Gator Adaa, a University of Florida Bollywood dance fusion team was harassed during a rehearsal on Oct. 4. Two white men in their 30s, who might have been intoxicated, interrupted a Gator Adaa practice at Ben Hill Griffin Stadium.
“At first we went along with it, and we’re like ‘yeah, we’ll teach you some moves,’” team member Shaina Panchal said. “But it kind of became rather obnoxious and annoying when one of them decided to jump in when we were actually conducting practice and he decided to kind of make a mockery of our dancing style.”
After that, the other man who was standing to the side called Panchal and her teammates over and asked what Gator Adaa was about.
“I answered politely, you know ‘we’re a Bollywood dance fusion team, we compete nationally,” the fourthyear health sciences major said. “After that he got really confused he was like, ‘Oh, you’re a Bollywood dance fusion team, then why aren’t you in India?’”
The man assumed that Bollywood dancing only occurred in India, but Panchal explained that the team was “bringing their passion of Bollywood dancing to America.”
The man then responded, “Oh, like [an] invasive species?”

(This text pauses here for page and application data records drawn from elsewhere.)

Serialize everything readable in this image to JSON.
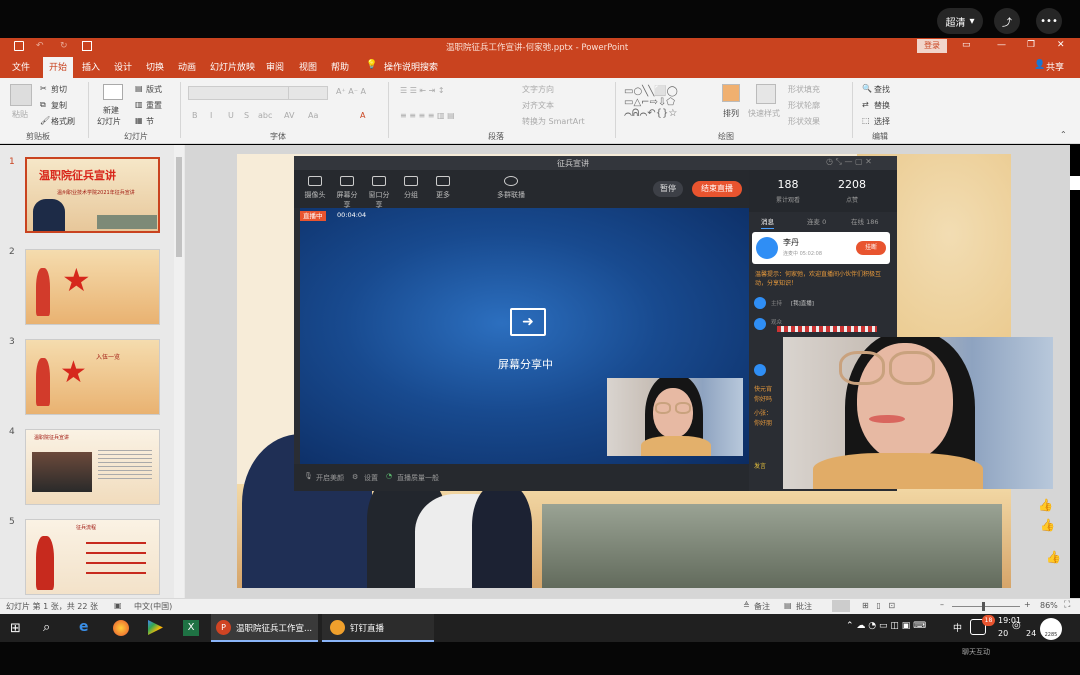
{
  "stream": {
    "quality": "超清",
    "quality_caret": "▾",
    "share": "⤴",
    "more": "•••"
  },
  "app": {
    "title": "温职院征兵工作宣讲-何家弛.pptx - PowerPoint",
    "login": "登录",
    "window_controls": [
      "▭",
      "—",
      "❐",
      "✕"
    ]
  },
  "menu": [
    "文件",
    "开始",
    "插入",
    "设计",
    "切换",
    "动画",
    "幻灯片放映",
    "审阅",
    "视图",
    "帮助"
  ],
  "menu_active_index": 1,
  "tellme": "操作说明搜索",
  "share_label": "共享",
  "ribbon": {
    "clipboard": {
      "paste": "粘贴",
      "cut": "剪切",
      "copy": "复制",
      "format": "格式刷",
      "group": "剪贴板"
    },
    "slides": {
      "new": "新建",
      "new2": "幻灯片",
      "layout": "版式",
      "reset": "重置",
      "section": "节",
      "group": "幻灯片"
    },
    "font": {
      "group": "字体",
      "buttons": [
        "B",
        "I",
        "U",
        "S",
        "abc",
        "AV",
        "Aa",
        "A"
      ]
    },
    "paragraph": {
      "group": "段落",
      "direction": "文字方向",
      "align": "对齐文本",
      "smartart": "转换为 SmartArt"
    },
    "drawing": {
      "group": "绘图",
      "arrange": "排列",
      "quickstyles": "快速样式",
      "fill": "形状填充",
      "outline": "形状轮廓",
      "effects": "形状效果"
    },
    "editing": {
      "group": "编辑",
      "find": "查找",
      "replace": "替换",
      "select": "选择"
    }
  },
  "thumbnails": [
    {
      "num": "1",
      "title": "温职院征兵宣讲",
      "subtitle": "温州职业技术学院2021年征兵宣讲"
    },
    {
      "num": "2"
    },
    {
      "num": "3",
      "title": "入伍一览"
    },
    {
      "num": "4",
      "title": "温职院征兵宣讲"
    },
    {
      "num": "5",
      "title": "征兵流程"
    }
  ],
  "status": {
    "slide_info": "幻灯片 第 1 张，共 22 张",
    "language": "中文(中国)",
    "notes": "备注",
    "comments": "批注",
    "zoom": "86%"
  },
  "meeting": {
    "title": "征兵宣讲",
    "tools": [
      "摄像头",
      "屏幕分享",
      "窗口分享",
      "分组",
      "更多"
    ],
    "invite": "多群联播",
    "pause": "暂停",
    "end": "结束直播",
    "live_badge": "直播中",
    "timer": "00:04:04",
    "sharing": "屏幕分享中",
    "foot": [
      "开启美颜",
      "设置",
      "直播质量一般"
    ],
    "stats": [
      {
        "value": "188",
        "label": "累计观看"
      },
      {
        "value": "2208",
        "label": "点赞"
      }
    ],
    "tabs": [
      "消息",
      "连麦 0",
      "在线 186"
    ],
    "host": {
      "name": "李丹",
      "status": "连麦中 05:02:08",
      "button": "挂断"
    },
    "notice": "温馨提示：何家弛，欢迎直播间小伙伴们积极互动，分享知识！",
    "msgs": [
      {
        "name": "主持",
        "text": "[我]直播]"
      },
      {
        "name": "观众",
        "text": "🟥🟥🟥🟥🟥🟥🟥🟥🟥🟥"
      }
    ],
    "side_msgs": [
      "快元宵",
      "你好吗",
      "小张：",
      "你好朋"
    ],
    "side_input": "发言"
  },
  "taskbar": {
    "apps": [
      {
        "label": "温职院征兵工作宣..."
      },
      {
        "label": "钉钉直播"
      }
    ],
    "ime": "中",
    "time": "19:01",
    "date": "20",
    "date2": "24",
    "badge": "18",
    "avatar_num": "2285"
  },
  "watermark": "聊天互动",
  "colors": {
    "accent": "#c9431f",
    "live": "#e8542f",
    "taskbar": "#202020"
  }
}
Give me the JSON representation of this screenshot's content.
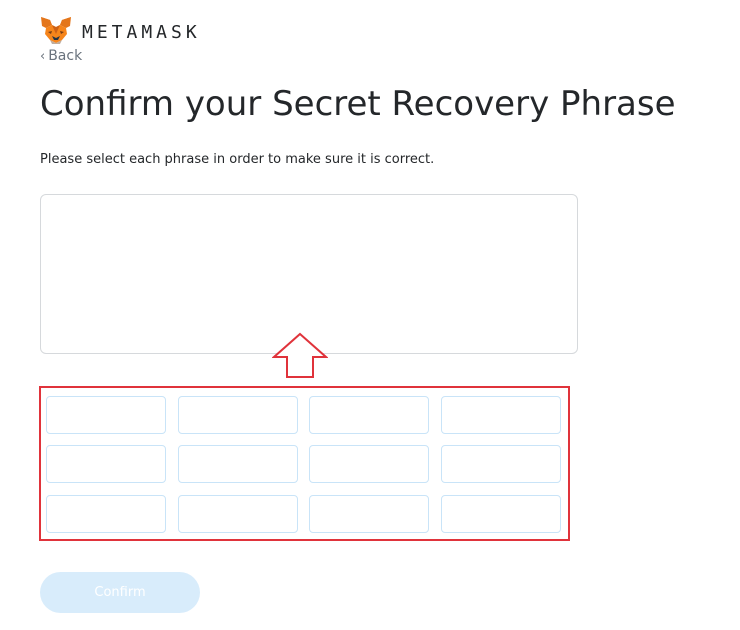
{
  "header": {
    "logo_text": "METAMASK",
    "logo_icon": "metamask-fox-icon",
    "back_label": "Back",
    "back_icon": "chevron-left-icon"
  },
  "main": {
    "title": "Confirm your Secret Recovery Phrase",
    "instruction": "Please select each phrase in order to make sure it is correct.",
    "hint_arrow_icon": "arrow-up-icon",
    "word_chips": [
      "",
      "",
      "",
      "",
      "",
      "",
      "",
      "",
      "",
      "",
      "",
      ""
    ],
    "confirm_label": "Confirm"
  },
  "colors": {
    "highlight_border": "#e0333b",
    "chip_border": "#c9e4f8",
    "button_disabled_bg": "#d8ecfb",
    "box_border": "#d6d9dc"
  }
}
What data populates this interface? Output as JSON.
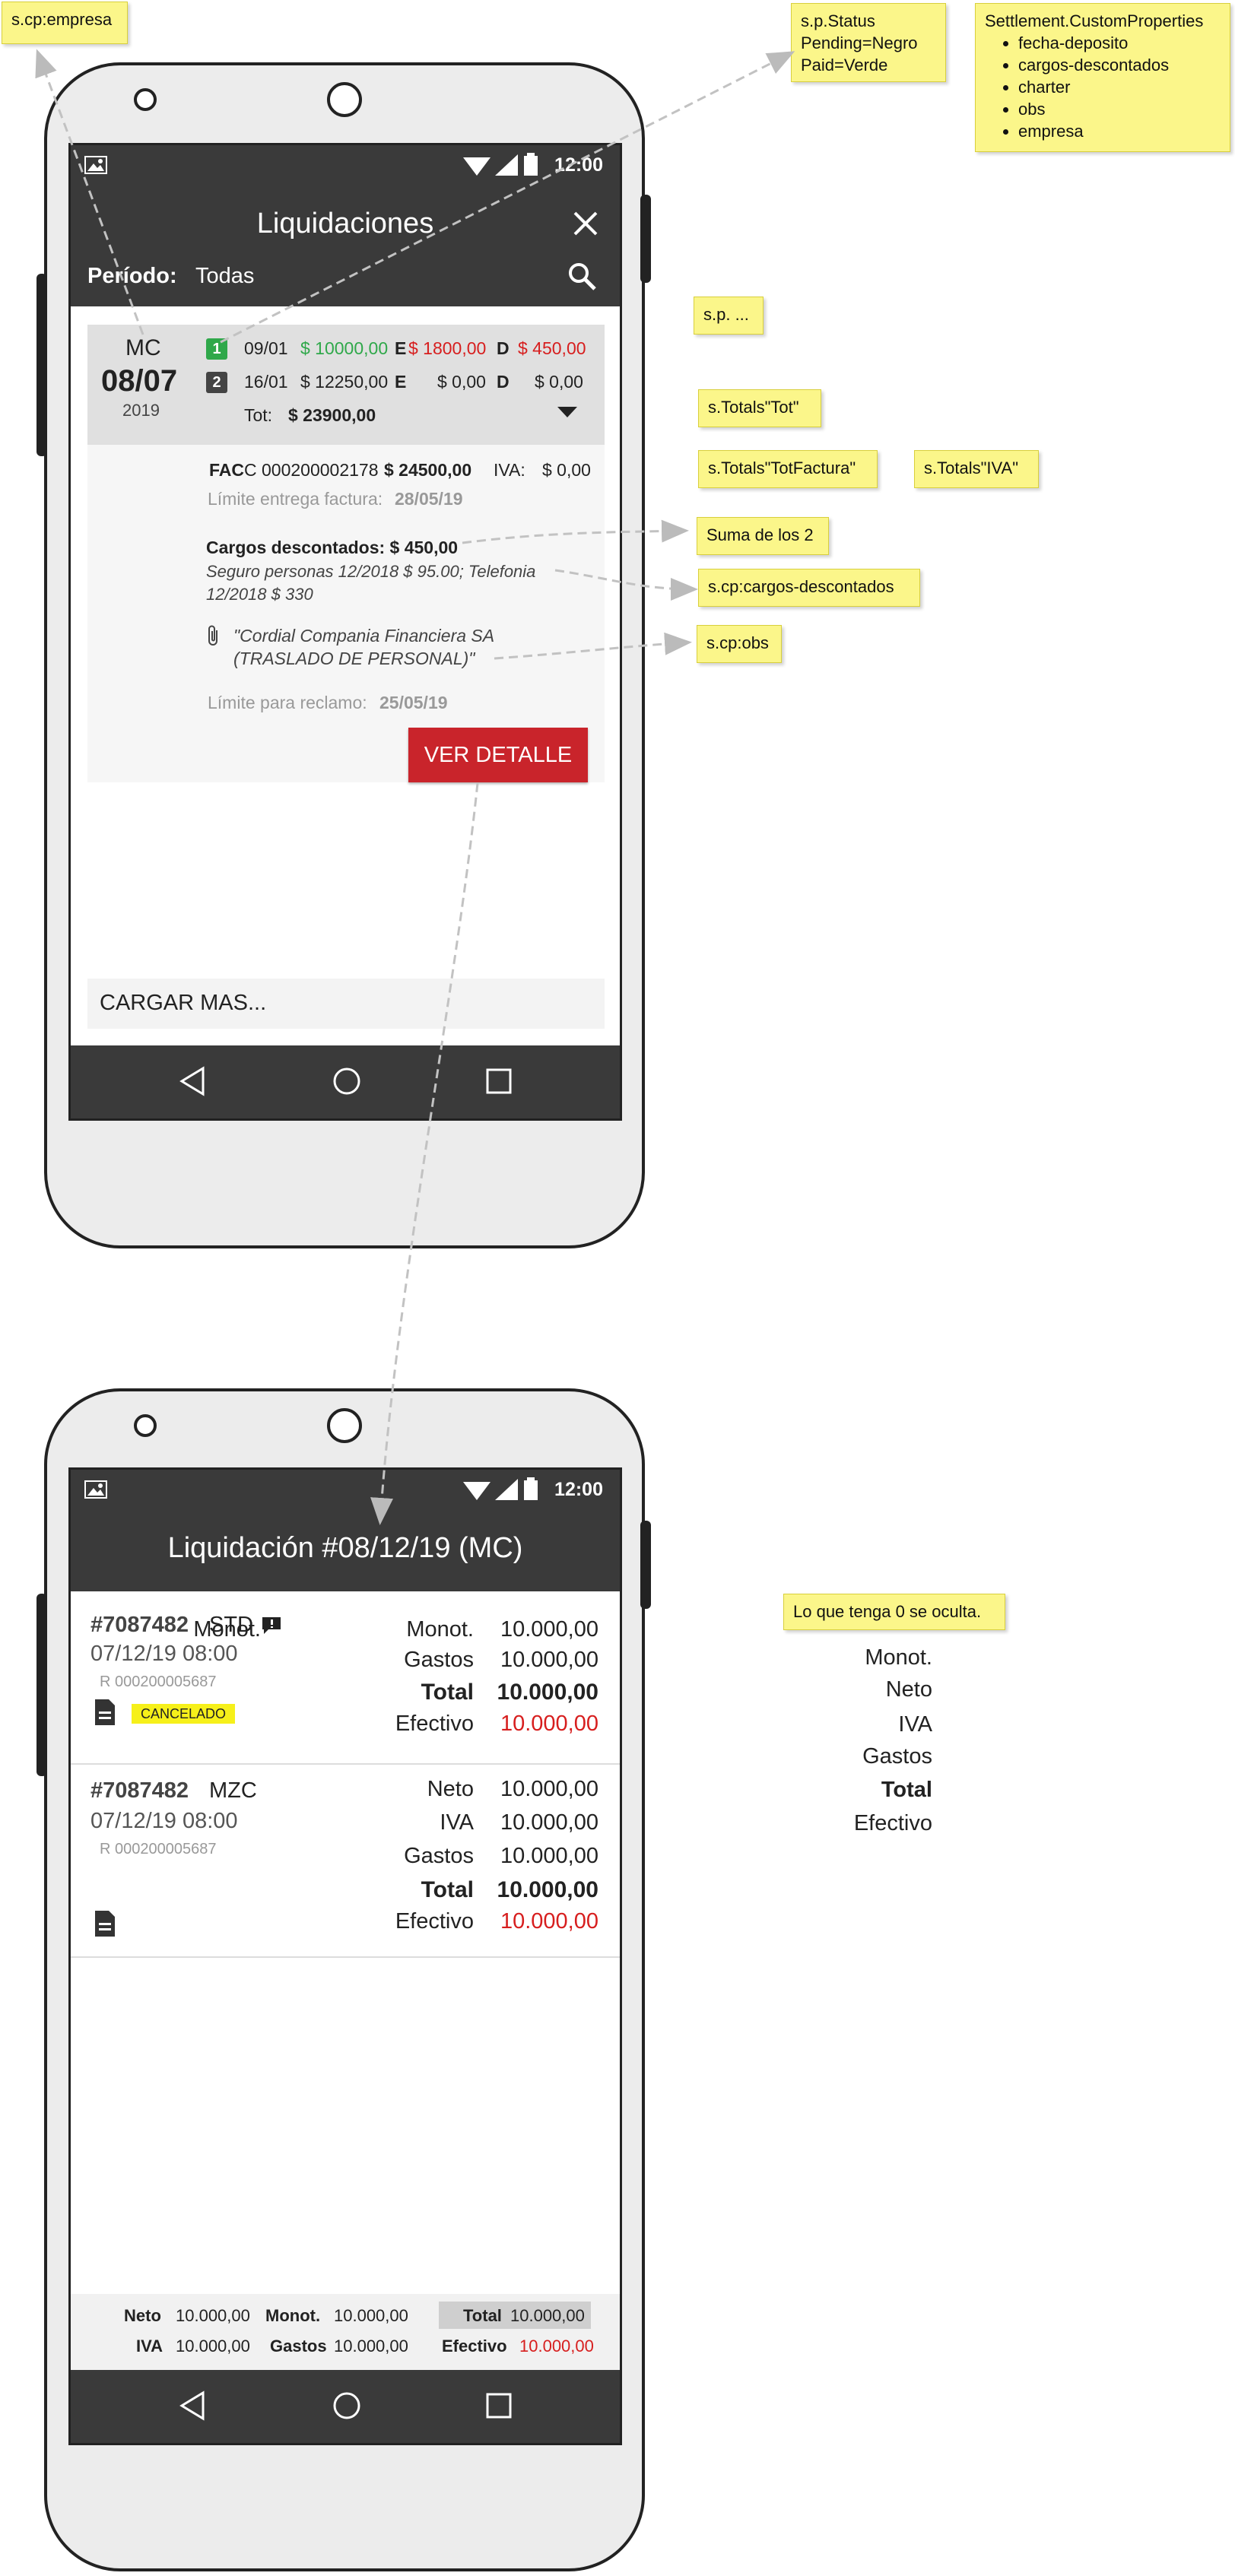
{
  "notes": {
    "scp_empresa": "s.cp:empresa",
    "sp_status": [
      "s.p.Status",
      "Pending=Negro",
      "Paid=Verde"
    ],
    "settlement_props_title": "Settlement.CustomProperties",
    "settlement_props_items": [
      "fecha-deposito",
      "cargos-descontados",
      "charter",
      "obs",
      "empresa"
    ],
    "sp_more": "s.p. ...",
    "totals_tot": "s.Totals\"Tot\"",
    "totals_totfactura": "s.Totals\"TotFactura\"",
    "totals_iva": "s.Totals\"IVA\"",
    "suma": "Suma de los 2",
    "cargos": "s.cp:cargos-descontados",
    "obs": "s.cp:obs",
    "zero_hidden": "Lo que tenga 0 se oculta."
  },
  "side_list": [
    "Monot.",
    "Neto",
    "IVA",
    "Gastos",
    "Total",
    "Efectivo"
  ],
  "phone1": {
    "time": "12:00",
    "title": "Liquidaciones",
    "period_label": "Período:",
    "period_value": "Todas",
    "card": {
      "company": "MC",
      "date": "08/07",
      "year": "2019",
      "row1": {
        "badge": "1",
        "date": "09/01",
        "amount": "$ 10000,00",
        "e_label": "E",
        "e_value": "$ 1800,00",
        "d_label": "D",
        "d_value": "$ 450,00"
      },
      "row2": {
        "badge": "2",
        "date": "16/01",
        "amount": "$ 12250,00",
        "e_label": "E",
        "e_value": "$ 0,00",
        "d_label": "D",
        "d_value": "$ 0,00"
      },
      "tot_label": "Tot:",
      "tot_value": "$ 23900,00"
    },
    "detail": {
      "fac_label": "FAC",
      "fac_number": "C 000200002178",
      "fac_amount": "$ 24500,00",
      "iva_label": "IVA:",
      "iva_value": "$ 0,00",
      "limit_invoice_label": "Límite entrega factura:",
      "limit_invoice_value": "28/05/19",
      "cargos_label": "Cargos descontados: $ 450,00",
      "cargos_line1": "Seguro personas 12/2018 $ 95.00; Telefonia",
      "cargos_line2": "12/2018 $ 330",
      "obs_line1": "\"Cordial Compania Financiera SA",
      "obs_line2": "(TRASLADO DE PERSONAL)\"",
      "limit_claim_label": "Límite para reclamo:",
      "limit_claim_value": "25/05/19",
      "button": "VER DETALLE"
    },
    "load_more": "CARGAR MAS..."
  },
  "phone2": {
    "time": "12:00",
    "title": "Liquidación #08/12/19 (MC)",
    "items": [
      {
        "id": "#7087482",
        "type": "STD",
        "datetime": "07/12/19 08:00",
        "ref": "R 000200005687",
        "status": "CANCELADO",
        "labels": [
          "Monot.",
          "Gastos",
          "Total",
          "Efectivo"
        ],
        "values": [
          "10.000,00",
          "10.000,00",
          "10.000,00",
          "10.000,00"
        ]
      },
      {
        "id": "#7087482",
        "type": "MZC",
        "datetime": "07/12/19 08:00",
        "ref": "R 000200005687",
        "labels": [
          "Neto",
          "IVA",
          "Gastos",
          "Total",
          "Efectivo"
        ],
        "values": [
          "10.000,00",
          "10.000,00",
          "10.000,00",
          "10.000,00",
          "10.000,00"
        ]
      }
    ],
    "footer": {
      "neto_label": "Neto",
      "neto_value": "10.000,00",
      "monot_label": "Monot.",
      "monot_value": "10.000,00",
      "total_label": "Total",
      "total_value": "10.000,00",
      "iva_label": "IVA",
      "iva_value": "10.000,00",
      "gastos_label": "Gastos",
      "gastos_value": "10.000,00",
      "efectivo_label": "Efectivo",
      "efectivo_value": "10.000,00"
    }
  },
  "colors": {
    "appbar": "#3a3a3a",
    "accent_red": "#c9242b",
    "paid_green": "#2fa84a",
    "note_yellow": "#fbf68a"
  }
}
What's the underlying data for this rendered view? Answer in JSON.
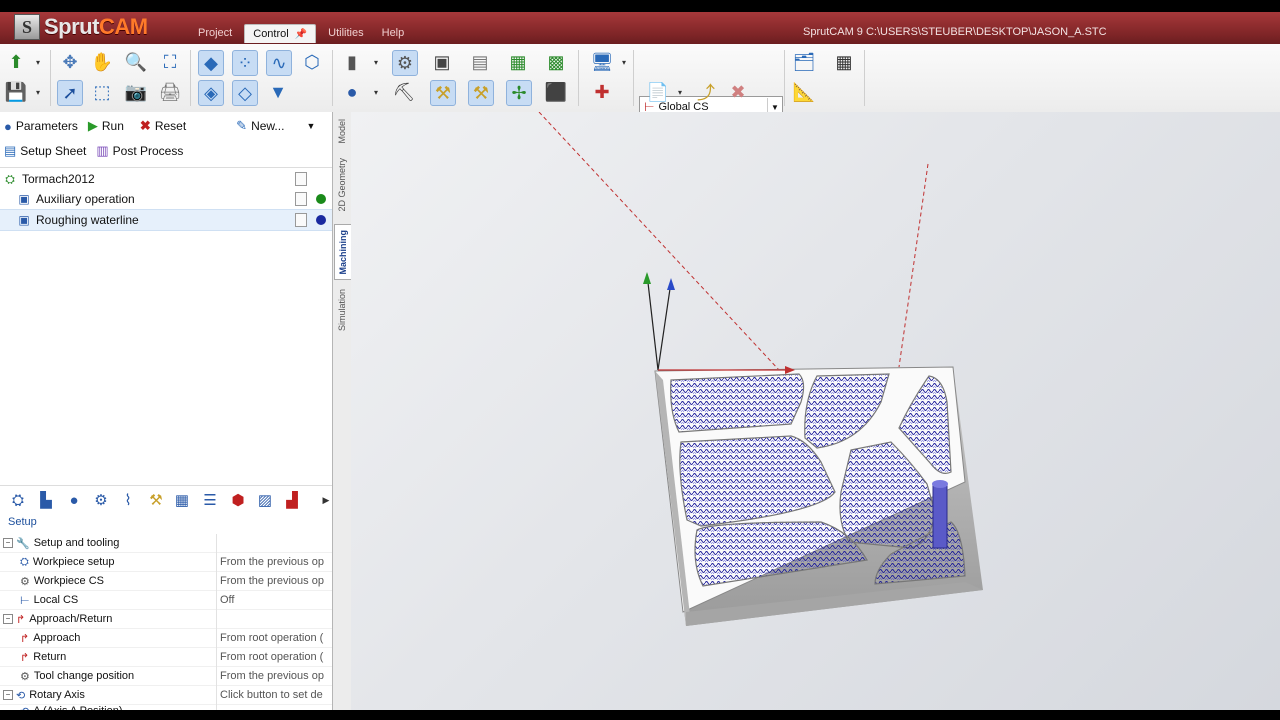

Panchal was shocked and couldn’t formulate a response.
“Looking back at it I wish I had at least tried to educate or tried to make him understand in the best way possible that what he said wasn’t ok,” Panchal said. “I know that this isn’t like an isolated incident and this probably happens to someone everyday, but I think my word of advice to anybody would be just to not remain silent, and if you have the opportunity to teach someone and spread cultural awareness on the spot,I feel like it most definitely should be done.”
Later that day, on October 4, Panchal made a Facebook post about the encounter. The post has been shared over 293 times and liked over 2,300 times.
Due to difficulties in finding an enclosed space, Gator Adaa has been forced to practice outside.
“I’m not surprised that we had a runin with some racist individual outside the stadium,” Panchal said.
Gator Adaa has explored other places to practice other than outside the stadium, according to team co-captain Isha Kothari.
There are two dance rooms in the Reitz Union, but those are always booked for the entire semester and are relatively small, making them unsafe for stunts. On top of that, because Gator Adaa is part of the Indian Students Association at UF, all requests had to go through them, creating more barriers to getting a space.
“No matter how hard we pushed to try and get the room it would always fall through,” Panchal said.
Spaces such as the Broward basement charge $150 per booking, which the team could not afford because they have three practices a week, according to Kothari.
“It’s not fair that we’re forced to practice outside, especially all of last year;even if it’s raining, it’s really cold, around January, February time all of us, all the different teams, have to practice outside for long amounts of time, and that’s just because we can’t reserve rooms,” Kothari said.
Every semester, when the political parties put out their platforms, members of teams like Gator Adaa suggest more enclosed dance spaces for dance teams.
“We believe in taking this as far as it needs to go,” Kothari said.
As far as the next steps, Panchal has already met with the director of Asian Pacific Islander American Affairs, Krystie T. Nguyen, to fill out a bias education report and discuss emailing Vice President of Student Affairs David Parrott, who will be setting up a meeting with both Nguyen and Panchal next week. They will talk about how to prevent this from happening in the future and possibly finding a space to practice inside.
“There’s no reason for us to be subject to racial slurs and ignorance just because we’re a smaller minority team,” Kothari said.
Featured image courtesy of Shaina Panchal’s Facebook page.